I had had enough of the Corniche driving of the Riviera. The roads set in the hillside were called Corniches and they were slow and spectacular and I had seen all I needed of them. I had a different plan to go home and lounging on the beaches or forcing the old Jeep through the alleys of fashionable St Tropez were not part of them.
I decided to take the inland road back to Italy, backroads far less trafficked in those days with olive trees and rocks burning under the inland sun. The Jeep was never going to win any races but I took the doors off and put them in the back and smelled the sage and pine as we drove through the scrubby desert forests of the interior. 
Driving the Jeep was an ordeal as the Naugahyde seats were unsprung and fixed in position. There was no cruise control or sound system, the controls were adequate but rudimentary, made of sturdy steel with no pretensions toward middle class luxury.
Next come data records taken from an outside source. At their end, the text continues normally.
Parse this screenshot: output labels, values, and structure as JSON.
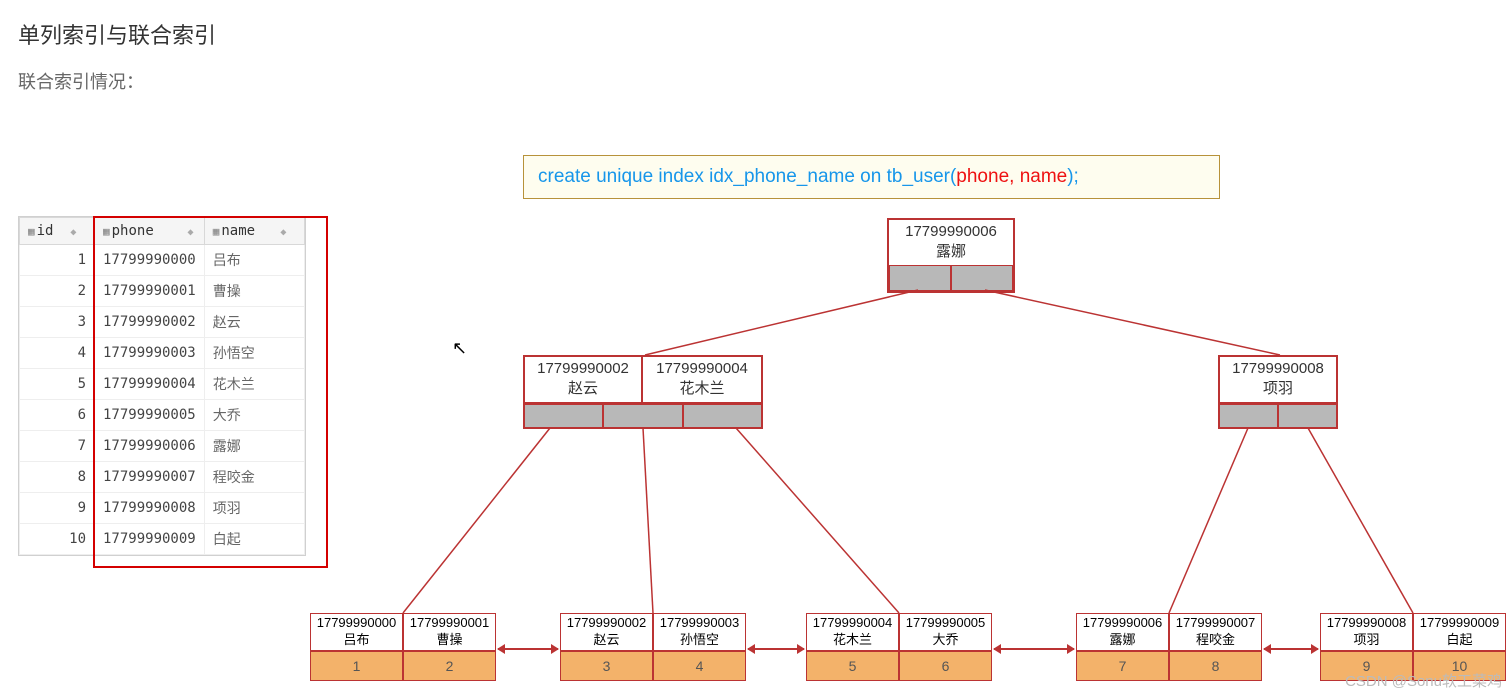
{
  "title": "单列索引与联合索引",
  "subtitle": "联合索引情况：",
  "table": {
    "headers": {
      "id": "id",
      "phone": "phone",
      "name": "name"
    },
    "rows": [
      {
        "id": "1",
        "phone": "17799990000",
        "name": "吕布"
      },
      {
        "id": "2",
        "phone": "17799990001",
        "name": "曹操"
      },
      {
        "id": "3",
        "phone": "17799990002",
        "name": "赵云"
      },
      {
        "id": "4",
        "phone": "17799990003",
        "name": "孙悟空"
      },
      {
        "id": "5",
        "phone": "17799990004",
        "name": "花木兰"
      },
      {
        "id": "6",
        "phone": "17799990005",
        "name": "大乔"
      },
      {
        "id": "7",
        "phone": "17799990006",
        "name": "露娜"
      },
      {
        "id": "8",
        "phone": "17799990007",
        "name": "程咬金"
      },
      {
        "id": "9",
        "phone": "17799990008",
        "name": "项羽"
      },
      {
        "id": "10",
        "phone": "17799990009",
        "name": "白起"
      }
    ]
  },
  "sql": {
    "prefix": "create unique index idx_phone_name on tb_user(",
    "cols": "phone, name",
    "suffix": ");"
  },
  "root": {
    "phone": "17799990006",
    "name": "露娜"
  },
  "inner": {
    "left": [
      {
        "phone": "17799990002",
        "name": "赵云"
      },
      {
        "phone": "17799990004",
        "name": "花木兰"
      }
    ],
    "right": [
      {
        "phone": "17799990008",
        "name": "项羽"
      }
    ]
  },
  "leaves": [
    [
      {
        "phone": "17799990000",
        "name": "吕布",
        "id": "1"
      },
      {
        "phone": "17799990001",
        "name": "曹操",
        "id": "2"
      }
    ],
    [
      {
        "phone": "17799990002",
        "name": "赵云",
        "id": "3"
      },
      {
        "phone": "17799990003",
        "name": "孙悟空",
        "id": "4"
      }
    ],
    [
      {
        "phone": "17799990004",
        "name": "花木兰",
        "id": "5"
      },
      {
        "phone": "17799990005",
        "name": "大乔",
        "id": "6"
      }
    ],
    [
      {
        "phone": "17799990006",
        "name": "露娜",
        "id": "7"
      },
      {
        "phone": "17799990007",
        "name": "程咬金",
        "id": "8"
      }
    ],
    [
      {
        "phone": "17799990008",
        "name": "项羽",
        "id": "9"
      },
      {
        "phone": "17799990009",
        "name": "白起",
        "id": "10"
      }
    ]
  ],
  "watermark": "CSDN @Sonu软工菜鸡"
}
I sat slouched behind the enormous black Bakelite wheel and after I got the four speed gearbox into top gear (at about 25 miles per hour) there was nothing left to do but hold down the enormous metal accelerator pedal and try to keep the beast in it's lane.

A huge black vent spewed heat if I needed it with outlets to the windshield. To cool off the driver's area there was a way of opening the windshield at an angle to let fresh air inside. For slow speed work, say in the fields you could fold the windshield completely onto the hood and expose yourself completely to the wind. Take off the canvas roof and you were in the ultimate slow speed convertible.
I had my sleeping bag and a pad, and I used my backpack with some spare clothes for a pillow. I laid down between the bench seats on either side of the back and slept on the floor, curled up in the event of rain and stretched out over the back if it was dry. I have no memory of washing but Europe even then was littered with campgrounds so if a traveler got desperate there were stops with facilities. When I went motorcycle touring I never made reservations; I just showed up and was almost never turned away. In some ways it was a simpler world before the Internet as telephones were crude and the best form of communication was simply showing up so that's what everyone did until whoever the merchant was, sold out of whatever they were selling. Nowadays it seems we are expected to program every aspect of our lives.
I drove and napped all the way home. A cursory passport check at a bend in the mountain road and I was back in Italy. It was a different country then, at a time when France and Italy were joined by the EEC- the European Common Market - more formally known as the European Economic Community. It was a group of trading nations each with their own currency and borders were still borders. I feel like I grew up in another world but at my age I suppose that is a common feeling.
When I got home I discovered the power of taking people by surprise. I expected an interrogation but they looked at me sideways and I slipped back into the routines. Where did I go? France I said, a reply so outlandish and outside their experience they were afraid to ask the next obvious question. I never told them why I went. I didn't know myself as I had never heard of van life or wild camping or being "on the road". I just did what came naturally because I wanted to, and the petit bourgeois family I left at home had no clue who I was or what motivated me.
They had even less of a clue when I left home a few years later without explanation on my motorcycle and never returned. Van Life planted a seed even before van life existed.